By Ryan

Pi has puzzled many of our brightest minds for centuries. Pi is mainly used to calculate the circumference on a circle. Calculating digits used to be quite difficult, but now thanks to a select few it became a lot easier. The reason it isn't difficult anymore is because mathematicians have found the formula to help them. There is a problem, however. The formula that is used to calculate digits of pi is in Hexadecimal form which is base 16. The reason that the formula is hard to use is because because when using Hexadecimal base it calculates all of the digits from 1 through 9. Since Hexadecimal uses 16 digits you have to make up symbols for the remaining 7 digits. The most common symbols that are used are just the letter of the alphabet A through G. 3.243F6A8885A308D313198A2E0.

This is an example of a number in base 16, or Hexadecimal base.

This is the formula that is used to calculate digits for Pi in Hexadecimal form. Later they convert the number they were given so that it can be read without symbols.

The people who first discovered this formula are David Bailey, Peter Borwein, and Simon Plouffe. This was the formula that was used to find the 1 millionth digit of Pi.

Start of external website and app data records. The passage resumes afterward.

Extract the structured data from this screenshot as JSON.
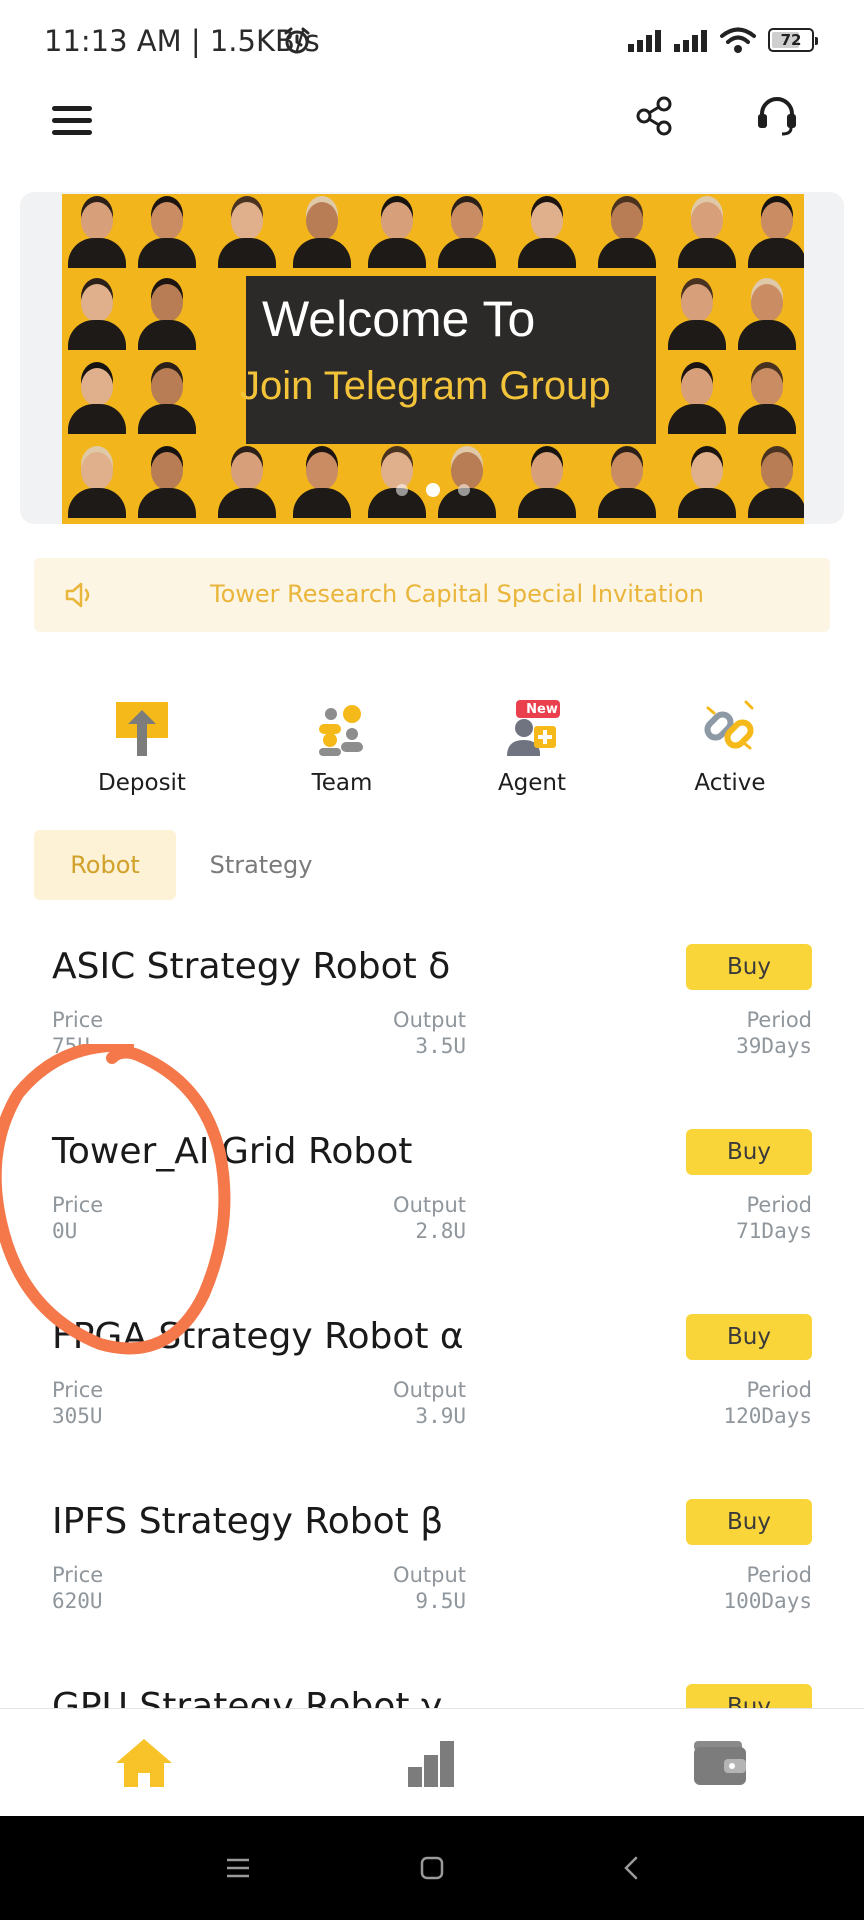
{
  "status": {
    "time_speed": "11:13 AM | 1.5KB/s",
    "battery": "72",
    "battery_level": 0.72
  },
  "banner": {
    "title": "Welcome To",
    "subtitle": "Join Telegram Group",
    "slides": 3,
    "active_slide": 2
  },
  "notice": {
    "text": "Tower Research Capital Special Invitation"
  },
  "quick_actions": [
    {
      "label": "Deposit",
      "icon": "deposit-icon"
    },
    {
      "label": "Team",
      "icon": "team-icon"
    },
    {
      "label": "Agent",
      "icon": "agent-icon",
      "badge": "New"
    },
    {
      "label": "Active",
      "icon": "active-icon"
    }
  ],
  "tabs": [
    {
      "label": "Robot",
      "active": true
    },
    {
      "label": "Strategy",
      "active": false
    }
  ],
  "labels": {
    "price": "Price",
    "output": "Output",
    "period": "Period",
    "buy": "Buy"
  },
  "robots": [
    {
      "name": "ASIC Strategy Robot δ",
      "price": "75U",
      "output": "3.5U",
      "period": "39Days"
    },
    {
      "name": "Tower_AI Grid Robot",
      "price": "0U",
      "output": "2.8U",
      "period": "71Days"
    },
    {
      "name": "FPGA Strategy Robot α",
      "price": "305U",
      "output": "3.9U",
      "period": "120Days"
    },
    {
      "name": "IPFS Strategy Robot β",
      "price": "620U",
      "output": "9.5U",
      "period": "100Days"
    },
    {
      "name": "GPU Strategy Robot γ",
      "price": "",
      "output": "",
      "period": ""
    }
  ],
  "bottom_nav": [
    {
      "icon": "home-icon",
      "active": true
    },
    {
      "icon": "chart-icon",
      "active": false
    },
    {
      "icon": "wallet-icon",
      "active": false
    }
  ],
  "colors": {
    "accent": "#fad53a",
    "accent_text": "#d1a12a",
    "notice_bg": "#fdf5e4",
    "annotation": "#f4784a"
  }
}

Click here to view the first million digits of pi (1,275 kb).